▶ What is required:
Produce a faithful copy of every record below, without the pictures.

Stored data
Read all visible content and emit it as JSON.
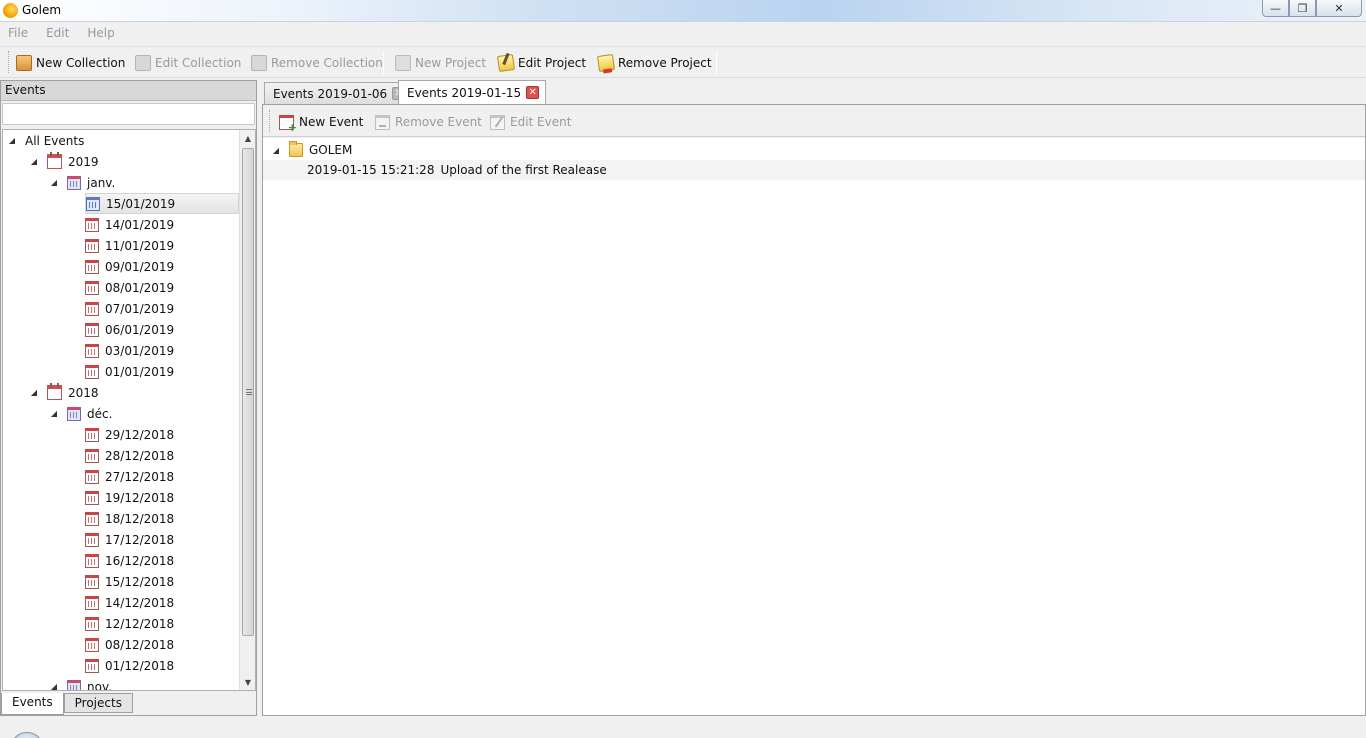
{
  "window": {
    "title": "Golem"
  },
  "menu": {
    "items": [
      "File",
      "Edit",
      "Help"
    ]
  },
  "toolbar": {
    "new_collection": "New Collection",
    "edit_collection": "Edit Collection",
    "remove_collection": "Remove Collection",
    "new_project": "New Project",
    "edit_project": "Edit Project",
    "remove_project": "Remove Project"
  },
  "left_panel": {
    "header": "Events",
    "search_value": "",
    "tree": {
      "root": "All Events",
      "years": [
        {
          "label": "2019",
          "months": [
            {
              "label": "janv.",
              "days": [
                "15/01/2019",
                "14/01/2019",
                "11/01/2019",
                "09/01/2019",
                "08/01/2019",
                "07/01/2019",
                "06/01/2019",
                "03/01/2019",
                "01/01/2019"
              ]
            }
          ]
        },
        {
          "label": "2018",
          "months": [
            {
              "label": "déc.",
              "days": [
                "29/12/2018",
                "28/12/2018",
                "27/12/2018",
                "19/12/2018",
                "18/12/2018",
                "17/12/2018",
                "16/12/2018",
                "15/12/2018",
                "14/12/2018",
                "12/12/2018",
                "08/12/2018",
                "01/12/2018"
              ]
            },
            {
              "label": "nov.",
              "days": []
            }
          ]
        }
      ],
      "selected_day": "15/01/2019"
    },
    "tabs": [
      "Events",
      "Projects"
    ],
    "active_tab": "Events"
  },
  "doc_tabs": [
    {
      "label": "Events 2019-01-06",
      "active": false
    },
    {
      "label": "Events 2019-01-15",
      "active": true
    }
  ],
  "event_toolbar": {
    "new_event": "New Event",
    "remove_event": "Remove Event",
    "edit_event": "Edit Event"
  },
  "events_view": {
    "group": "GOLEM",
    "entries": [
      {
        "timestamp": "2019-01-15 15:21:28",
        "text": "Upload of the first Realease"
      }
    ]
  },
  "colors": {
    "accent_red": "#d9534f",
    "disabled_text": "#9a9a9a",
    "panel_bg": "#f0f0f0"
  }
}
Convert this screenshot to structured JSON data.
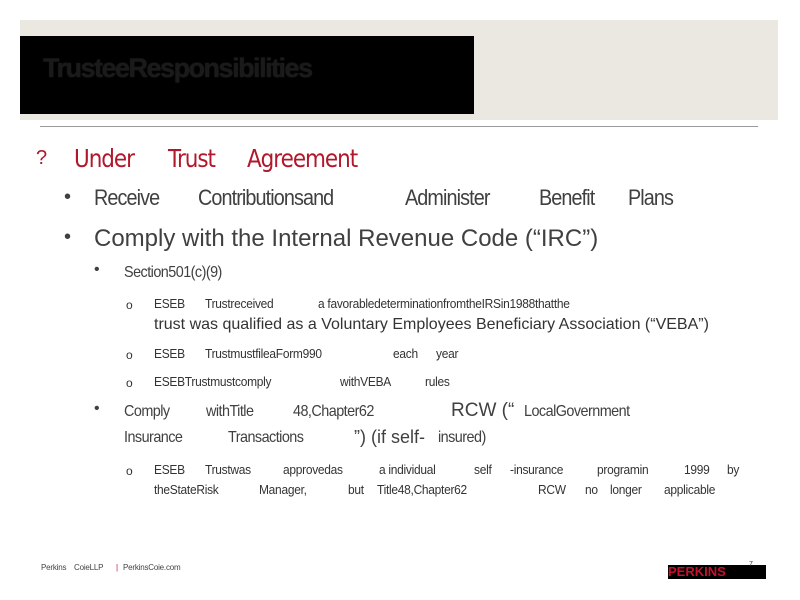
{
  "slide": {
    "title": "TrusteeResponsibilities",
    "heading": {
      "bullet": "?",
      "parts": [
        "Under",
        "Trust",
        "Agreement"
      ]
    },
    "item1": {
      "bullet": "•",
      "parts": [
        "Receive",
        "Contributionsand",
        "Administer",
        "Benefit",
        "Plans"
      ]
    },
    "item2": {
      "bullet": "•",
      "text": "Comply with the Internal Revenue Code (“IRC”)"
    },
    "sub1": {
      "bullet": "•",
      "text": "Section501(c)(9)"
    },
    "sub1_points": {
      "p1_bullet": "o",
      "p1_line1_parts": [
        "ESEB",
        "Trustreceived",
        "a favorabledeterminationfromtheIRSin1988thatthe"
      ],
      "p1_line2": "trust was qualified as a Voluntary Employees Beneficiary Association (“VEBA”)",
      "p2_bullet": "o",
      "p2_parts": [
        "ESEB",
        "TrustmustfileaForm990",
        "each",
        "year"
      ],
      "p3_bullet": "o",
      "p3_parts": [
        "ESEBTrustmustcomply",
        "withVEBA",
        "rules"
      ]
    },
    "sub2": {
      "bullet": "•",
      "line1_parts": [
        "Comply",
        "withTitle",
        "48,Chapter62",
        "RCW (“",
        "LocalGovernment"
      ],
      "line2_parts": [
        "Insurance",
        "Transactions",
        "”) (if self-",
        "insured)"
      ]
    },
    "sub2_points": {
      "p1_bullet": "o",
      "p1_line1_parts": [
        "ESEB",
        "Trustwas",
        "approvedas",
        "a individual",
        "self",
        "-insurance",
        "programin",
        "1999",
        "by"
      ],
      "p1_line2_parts": [
        "theStateRisk",
        "Manager,",
        "but",
        "Title48,Chapter62",
        "RCW",
        "no",
        "longer",
        "applicable"
      ]
    }
  },
  "footer": {
    "firm": "Perkins",
    "firm2": "CoieLLP",
    "separator": "|",
    "website": "PerkinsCoie.com",
    "logo": "PERKINS",
    "page": "7"
  }
}
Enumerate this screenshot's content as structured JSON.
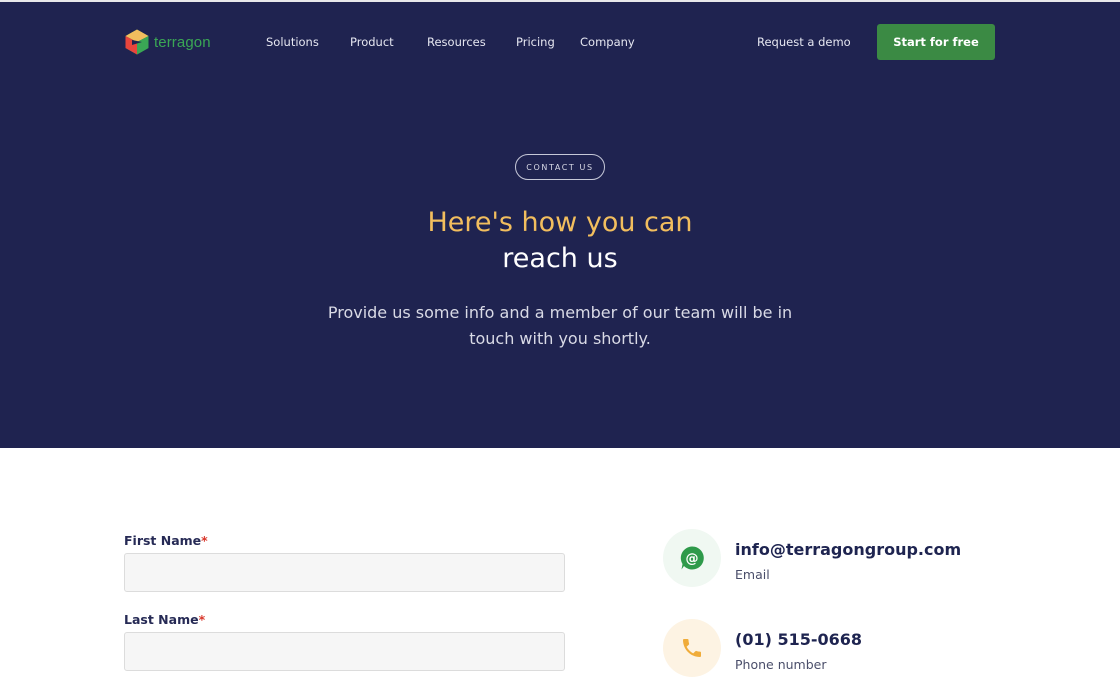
{
  "brand": {
    "name": "terragon"
  },
  "nav": {
    "items": [
      "Solutions",
      "Product",
      "Resources",
      "Pricing",
      "Company"
    ],
    "request_demo": "Request a demo",
    "start_free": "Start for free"
  },
  "hero": {
    "eyebrow": "CONTACT US",
    "title_line1": "Here's how you can",
    "title_line2": "reach us",
    "subtitle": "Provide us some info and a member of our team will be in touch with you shortly."
  },
  "form": {
    "first_name_label": "First Name",
    "last_name_label": "Last Name",
    "required_mark": "*",
    "first_name_value": "",
    "last_name_value": ""
  },
  "contact": {
    "email": {
      "value": "info@terragongroup.com",
      "label": "Email",
      "icon": "at-sign-icon"
    },
    "phone": {
      "value": "(01) 515-0668",
      "label": "Phone number",
      "icon": "phone-icon"
    }
  },
  "colors": {
    "hero_bg": "#1f2350",
    "accent_yellow": "#f2be5e",
    "cta_green": "#3b8a44",
    "brand_green": "#3aa655",
    "required_red": "#d9372b"
  }
}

▶ Task answer:
Read all visible content and emit it as JSON.
{
  "window": {
    "title": "Golem"
  },
  "menu": {
    "items": [
      "File",
      "Edit",
      "Help"
    ]
  },
  "toolbar": {
    "new_collection": "New Collection",
    "edit_collection": "Edit Collection",
    "remove_collection": "Remove Collection",
    "new_project": "New Project",
    "edit_project": "Edit Project",
    "remove_project": "Remove Project"
  },
  "left_panel": {
    "header": "Events",
    "search_value": "",
    "tree": {
      "root": "All Events",
      "years": [
        {
          "label": "2019",
          "months": [
            {
              "label": "janv.",
              "days": [
                "15/01/2019",
                "14/01/2019",
                "11/01/2019",
                "09/01/2019",
                "08/01/2019",
                "07/01/2019",
                "06/01/2019",
                "03/01/2019",
                "01/01/2019"
              ]
            }
          ]
        },
        {
          "label": "2018",
          "months": [
            {
              "label": "déc.",
              "days": [
                "29/12/2018",
                "28/12/2018",
                "27/12/2018",
                "19/12/2018",
                "18/12/2018",
                "17/12/2018",
                "16/12/2018",
                "15/12/2018",
                "14/12/2018",
                "12/12/2018",
                "08/12/2018",
                "01/12/2018"
              ]
            },
            {
              "label": "nov.",
              "days": []
            }
          ]
        }
      ],
      "selected_day": "15/01/2019"
    },
    "tabs": [
      "Events",
      "Projects"
    ],
    "active_tab": "Events"
  },
  "doc_tabs": [
    {
      "label": "Events 2019-01-06",
      "active": false
    },
    {
      "label": "Events 2019-01-15",
      "active": true
    }
  ],
  "event_toolbar": {
    "new_event": "New Event",
    "remove_event": "Remove Event",
    "edit_event": "Edit Event"
  },
  "events_view": {
    "group": "GOLEM",
    "entries": [
      {
        "timestamp": "2019-01-15 15:21:28",
        "text": "Upload of the first Realease"
      }
    ]
  },
  "colors": {
    "accent_red": "#d9534f",
    "disabled_text": "#9a9a9a",
    "panel_bg": "#f0f0f0"
  }
}
Convert this screenshot to structured JSON data.
{
  "slide": {
    "title": "TrusteeResponsibilities",
    "heading": {
      "bullet": "?",
      "parts": [
        "Under",
        "Trust",
        "Agreement"
      ]
    },
    "item1": {
      "bullet": "•",
      "parts": [
        "Receive",
        "Contributionsand",
        "Administer",
        "Benefit",
        "Plans"
      ]
    },
    "item2": {
      "bullet": "•",
      "text": "Comply with the Internal Revenue Code (“IRC”)"
    },
    "sub1": {
      "bullet": "•",
      "text": "Section501(c)(9)"
    },
    "sub1_points": {
      "p1_bullet": "o",
      "p1_line1_parts": [
        "ESEB",
        "Trustreceived",
        "a favorabledeterminationfromtheIRSin1988thatthe"
      ],
      "p1_line2": "trust was qualified as a Voluntary Employees Beneficiary Association (“VEBA”)",
      "p2_bullet": "o",
      "p2_parts": [
        "ESEB",
        "TrustmustfileaForm990",
        "each",
        "year"
      ],
      "p3_bullet": "o",
      "p3_parts": [
        "ESEBTrustmustcomply",
        "withVEBA",
        "rules"
      ]
    },
    "sub2": {
      "bullet": "•",
      "line1_parts": [
        "Comply",
        "withTitle",
        "48,Chapter62",
        "RCW (“",
        "LocalGovernment"
      ],
      "line2_parts": [
        "Insurance",
        "Transactions",
        "”) (if self-",
        "insured)"
      ]
    },
    "sub2_points": {
      "p1_bullet": "o",
      "p1_line1_parts": [
        "ESEB",
        "Trustwas",
        "approvedas",
        "a individual",
        "self",
        "-insurance",
        "programin",
        "1999",
        "by"
      ],
      "p1_line2_parts": [
        "theStateRisk",
        "Manager,",
        "but",
        "Title48,Chapter62",
        "RCW",
        "no",
        "longer",
        "applicable"
      ]
    }
  },
  "footer": {
    "firm": "Perkins",
    "firm2": "CoieLLP",
    "separator": "|",
    "website": "PerkinsCoie.com",
    "logo": "PERKINS",
    "page": "7"
  }
}
Enumerate this screenshot's content as structured JSON.
{
  "brand": {
    "name": "terragon"
  },
  "nav": {
    "items": [
      "Solutions",
      "Product",
      "Resources",
      "Pricing",
      "Company"
    ],
    "request_demo": "Request a demo",
    "start_free": "Start for free"
  },
  "hero": {
    "eyebrow": "CONTACT US",
    "title_line1": "Here's how you can",
    "title_line2": "reach us",
    "subtitle": "Provide us some info and a member of our team will be in touch with you shortly."
  },
  "form": {
    "first_name_label": "First Name",
    "last_name_label": "Last Name",
    "required_mark": "*",
    "first_name_value": "",
    "last_name_value": ""
  },
  "contact": {
    "email": {
      "value": "info@terragongroup.com",
      "label": "Email",
      "icon": "at-sign-icon"
    },
    "phone": {
      "value": "(01) 515-0668",
      "label": "Phone number",
      "icon": "phone-icon"
    }
  },
  "colors": {
    "hero_bg": "#1f2350",
    "accent_yellow": "#f2be5e",
    "cta_green": "#3b8a44",
    "brand_green": "#3aa655",
    "required_red": "#d9372b"
  }
}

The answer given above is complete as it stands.